Task input Block Start

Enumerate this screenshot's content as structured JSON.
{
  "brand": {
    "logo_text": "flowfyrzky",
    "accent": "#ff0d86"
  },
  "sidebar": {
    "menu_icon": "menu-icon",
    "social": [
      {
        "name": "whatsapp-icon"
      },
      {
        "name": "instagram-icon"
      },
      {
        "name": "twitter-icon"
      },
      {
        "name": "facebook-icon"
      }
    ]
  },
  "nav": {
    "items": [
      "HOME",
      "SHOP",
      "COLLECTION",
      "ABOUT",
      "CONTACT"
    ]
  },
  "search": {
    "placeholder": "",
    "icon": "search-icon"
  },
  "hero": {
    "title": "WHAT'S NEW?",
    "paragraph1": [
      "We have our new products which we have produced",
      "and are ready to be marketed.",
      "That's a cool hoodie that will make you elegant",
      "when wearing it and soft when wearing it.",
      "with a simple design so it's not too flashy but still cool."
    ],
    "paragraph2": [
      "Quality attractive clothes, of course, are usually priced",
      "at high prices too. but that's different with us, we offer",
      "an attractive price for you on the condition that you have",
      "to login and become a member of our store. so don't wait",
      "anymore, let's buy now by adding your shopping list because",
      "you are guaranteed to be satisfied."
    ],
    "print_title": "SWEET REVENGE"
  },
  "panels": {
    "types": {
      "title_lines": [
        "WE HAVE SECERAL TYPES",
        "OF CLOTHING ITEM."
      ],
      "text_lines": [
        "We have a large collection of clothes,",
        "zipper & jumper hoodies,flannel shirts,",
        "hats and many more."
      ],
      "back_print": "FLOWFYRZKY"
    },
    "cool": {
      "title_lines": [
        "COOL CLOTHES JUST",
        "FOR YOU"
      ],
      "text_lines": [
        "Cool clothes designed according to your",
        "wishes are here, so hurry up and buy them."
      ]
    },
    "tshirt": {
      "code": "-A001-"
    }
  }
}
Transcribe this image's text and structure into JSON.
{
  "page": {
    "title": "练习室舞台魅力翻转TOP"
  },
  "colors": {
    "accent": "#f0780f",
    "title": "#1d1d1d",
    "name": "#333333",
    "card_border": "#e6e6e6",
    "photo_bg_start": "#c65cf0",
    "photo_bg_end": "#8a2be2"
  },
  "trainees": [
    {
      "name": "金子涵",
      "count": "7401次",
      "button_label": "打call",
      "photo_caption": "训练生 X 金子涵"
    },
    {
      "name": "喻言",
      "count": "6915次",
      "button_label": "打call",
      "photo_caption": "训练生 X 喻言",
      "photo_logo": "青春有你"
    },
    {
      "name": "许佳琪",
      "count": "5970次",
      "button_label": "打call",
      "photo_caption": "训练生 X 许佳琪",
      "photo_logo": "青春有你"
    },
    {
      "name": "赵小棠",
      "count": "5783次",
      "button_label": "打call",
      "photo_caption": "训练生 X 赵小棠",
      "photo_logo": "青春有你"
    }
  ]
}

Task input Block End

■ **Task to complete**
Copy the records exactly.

■ **Your response**
Enumerate this screenshot's content as structured JSON.
{
  "brand": {
    "logo_text": "flowfyrzky",
    "accent": "#ff0d86"
  },
  "sidebar": {
    "menu_icon": "menu-icon",
    "social": [
      {
        "name": "whatsapp-icon"
      },
      {
        "name": "instagram-icon"
      },
      {
        "name": "twitter-icon"
      },
      {
        "name": "facebook-icon"
      }
    ]
  },
  "nav": {
    "items": [
      "HOME",
      "SHOP",
      "COLLECTION",
      "ABOUT",
      "CONTACT"
    ]
  },
  "search": {
    "placeholder": "",
    "icon": "search-icon"
  },
  "hero": {
    "title": "WHAT'S NEW?",
    "paragraph1": [
      "We have our new products which we have produced",
      "and are ready to be marketed.",
      "That's a cool hoodie that will make you elegant",
      "when wearing it and soft when wearing it.",
      "with a simple design so it's not too flashy but still cool."
    ],
    "paragraph2": [
      "Quality attractive clothes, of course, are usually priced",
      "at high prices too. but that's different with us, we offer",
      "an attractive price for you on the condition that you have",
      "to login and become a member of our store. so don't wait",
      "anymore, let's buy now by adding your shopping list because",
      "you are guaranteed to be satisfied."
    ],
    "print_title": "SWEET REVENGE"
  },
  "panels": {
    "types": {
      "title_lines": [
        "WE HAVE SECERAL TYPES",
        "OF CLOTHING ITEM."
      ],
      "text_lines": [
        "We have a large collection of clothes,",
        "zipper & jumper hoodies,flannel shirts,",
        "hats and many more."
      ],
      "back_print": "FLOWFYRZKY"
    },
    "cool": {
      "title_lines": [
        "COOL CLOTHES JUST",
        "FOR YOU"
      ],
      "text_lines": [
        "Cool clothes designed according to your",
        "wishes are here, so hurry up and buy them."
      ]
    },
    "tshirt": {
      "code": "-A001-"
    }
  }
}
Transcribe this image's text and structure into JSON.
{
  "page": {
    "title": "练习室舞台魅力翻转TOP"
  },
  "colors": {
    "accent": "#f0780f",
    "title": "#1d1d1d",
    "name": "#333333",
    "card_border": "#e6e6e6",
    "photo_bg_start": "#c65cf0",
    "photo_bg_end": "#8a2be2"
  },
  "trainees": [
    {
      "name": "金子涵",
      "count": "7401次",
      "button_label": "打call",
      "photo_caption": "训练生 X 金子涵"
    },
    {
      "name": "喻言",
      "count": "6915次",
      "button_label": "打call",
      "photo_caption": "训练生 X 喻言",
      "photo_logo": "青春有你"
    },
    {
      "name": "许佳琪",
      "count": "5970次",
      "button_label": "打call",
      "photo_caption": "训练生 X 许佳琪",
      "photo_logo": "青春有你"
    },
    {
      "name": "赵小棠",
      "count": "5783次",
      "button_label": "打call",
      "photo_caption": "训练生 X 赵小棠",
      "photo_logo": "青春有你"
    }
  ]
}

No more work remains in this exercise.